And here’s an example of someone on the flip side using too much geeky language:
The first project that I was involved with investigated the extraintestinal manifestations of IBD. Patients who suffer from IBD often have diseases called extraintestinal manifestations that also affect multiple other organ systems and can be just as, if not more debilitating than the intestinal inflammation itself. My contribution involved examining data in Dr. Shih’s clinical database, which led me to discover that the skin is one of the most commonly affected organ systems in patients who suffer from IBD.
Did you stop reading that last example after the first sentence? Yeah, me too. If you’re not sure if you’ve used too much geeky language, ask someone who is somewhat familiar with the topic to read your essay. Do they understand it? Yes? Great.
If you’ve over-geeked, add a clarifying sentence in ‘plain English’ to the end of the paragraph. Like this:
I’m the math geek who marvels at the fundamental theorems of Calculus, or who sees
beauty in A=(s(s-a)(s-b)(s-c))^(1/2). Again, it’s in the details: one bracket off or one
digit missing and the whole equation collapses. And details are more than details,
they can mean the difference between negative and positive infinity, an impossible
range of solutions.
Even someone who doesn’t speak math can appreciate the comment that beauty lies in details.
3) Show and tell.
Every English teacher you’ve ever had has probably told you to “show, don’t tell.” And while that’s great advice, I’d argue that, in personal statements, you want to show and tell. Essentially, you paint a beautiful, color-saturated picture for the admissions counselor … and then you share insightful thoughts about said picture.
When you’re writing your personal statement, put yourself in the role of both painter and art critic. A painter is in charge of creating the images; a critic is in charge of saying smart stuff about the images (by answering “so what?”). In your personal statement, do both. Here’s one of my favorite examples of someone who struck this balance really well:
Many nights you’ll find me in the garage replacing standard chrome trim with an elegant piano black finish or changing the threads on the stitching of the seats to add a personal touch, as I believe a few small changes can transform a generic product into a personalized work of art.
The “show” demonstrates you’re a talented writer. The “tell” demonstrates you’re a critical thinker.
When you’re writing, make sure you put your ‘show’ before your ‘tell.’ Here’s why: The images you describe create an interesting puzzle in the reader’s mind: What do these images mean?
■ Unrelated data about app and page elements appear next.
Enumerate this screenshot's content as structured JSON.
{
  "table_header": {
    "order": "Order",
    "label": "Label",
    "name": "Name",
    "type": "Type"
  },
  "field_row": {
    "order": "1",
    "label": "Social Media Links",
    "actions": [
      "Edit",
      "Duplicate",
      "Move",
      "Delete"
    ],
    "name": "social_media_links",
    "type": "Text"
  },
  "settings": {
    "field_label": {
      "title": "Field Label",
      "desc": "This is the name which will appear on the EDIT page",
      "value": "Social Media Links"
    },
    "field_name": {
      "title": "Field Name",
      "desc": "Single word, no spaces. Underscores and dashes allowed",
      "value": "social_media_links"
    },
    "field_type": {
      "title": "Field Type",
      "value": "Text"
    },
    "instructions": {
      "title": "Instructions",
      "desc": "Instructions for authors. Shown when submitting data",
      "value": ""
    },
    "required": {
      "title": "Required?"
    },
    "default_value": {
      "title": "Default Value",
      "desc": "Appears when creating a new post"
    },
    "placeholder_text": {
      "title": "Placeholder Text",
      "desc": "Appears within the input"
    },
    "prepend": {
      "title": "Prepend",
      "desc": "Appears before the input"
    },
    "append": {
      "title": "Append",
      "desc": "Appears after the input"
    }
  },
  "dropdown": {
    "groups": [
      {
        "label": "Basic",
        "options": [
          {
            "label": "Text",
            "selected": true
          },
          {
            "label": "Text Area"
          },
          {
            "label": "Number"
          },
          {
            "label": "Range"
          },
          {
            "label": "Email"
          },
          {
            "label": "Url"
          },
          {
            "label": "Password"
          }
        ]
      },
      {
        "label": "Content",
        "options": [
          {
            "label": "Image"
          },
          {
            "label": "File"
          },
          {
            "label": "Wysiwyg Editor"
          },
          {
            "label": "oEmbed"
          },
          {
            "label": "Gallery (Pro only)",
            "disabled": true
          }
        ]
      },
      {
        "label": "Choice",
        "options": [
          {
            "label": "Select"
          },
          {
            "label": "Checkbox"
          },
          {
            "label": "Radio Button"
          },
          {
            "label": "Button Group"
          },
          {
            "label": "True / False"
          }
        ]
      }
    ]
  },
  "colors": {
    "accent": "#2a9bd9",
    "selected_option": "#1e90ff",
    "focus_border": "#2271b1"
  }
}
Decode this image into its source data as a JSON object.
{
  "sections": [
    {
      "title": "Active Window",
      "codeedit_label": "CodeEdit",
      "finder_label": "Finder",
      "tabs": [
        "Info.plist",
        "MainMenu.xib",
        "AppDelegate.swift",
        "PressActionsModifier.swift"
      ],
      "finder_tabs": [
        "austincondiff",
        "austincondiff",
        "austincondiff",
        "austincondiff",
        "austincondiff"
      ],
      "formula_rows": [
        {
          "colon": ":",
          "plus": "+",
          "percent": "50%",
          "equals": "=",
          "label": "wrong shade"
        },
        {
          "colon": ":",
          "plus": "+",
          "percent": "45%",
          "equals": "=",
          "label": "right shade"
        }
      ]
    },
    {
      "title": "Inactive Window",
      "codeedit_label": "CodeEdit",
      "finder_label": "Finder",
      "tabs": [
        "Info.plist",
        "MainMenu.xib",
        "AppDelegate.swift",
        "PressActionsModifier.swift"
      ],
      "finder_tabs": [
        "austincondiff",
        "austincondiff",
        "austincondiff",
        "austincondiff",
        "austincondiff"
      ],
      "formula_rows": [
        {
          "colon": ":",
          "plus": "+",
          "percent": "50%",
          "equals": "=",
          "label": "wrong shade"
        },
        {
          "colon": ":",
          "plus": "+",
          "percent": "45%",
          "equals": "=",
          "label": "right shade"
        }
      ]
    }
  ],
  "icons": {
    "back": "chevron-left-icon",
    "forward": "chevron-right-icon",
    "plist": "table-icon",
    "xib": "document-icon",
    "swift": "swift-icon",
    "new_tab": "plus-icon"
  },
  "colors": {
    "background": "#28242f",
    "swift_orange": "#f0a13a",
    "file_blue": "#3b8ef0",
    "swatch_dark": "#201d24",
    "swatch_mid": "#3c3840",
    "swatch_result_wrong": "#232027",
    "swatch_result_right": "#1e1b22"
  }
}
What will they add up to? You engage the reader’s imagination; you grab their attention.
Once you deliver your interpretation (aka the “so what?”), the specificity of your articulation will be more surprising because it will be something the reader won’t have thought of (cough make sure it’s something the reader won’t have thought of cough).
Choose images and examples that you can provide insight on. If the image > insight connection is too obvious, simply choose a different image! You’re the painter, you can do that. Aim to include 3-5 insights in your essay. More insights = more smart.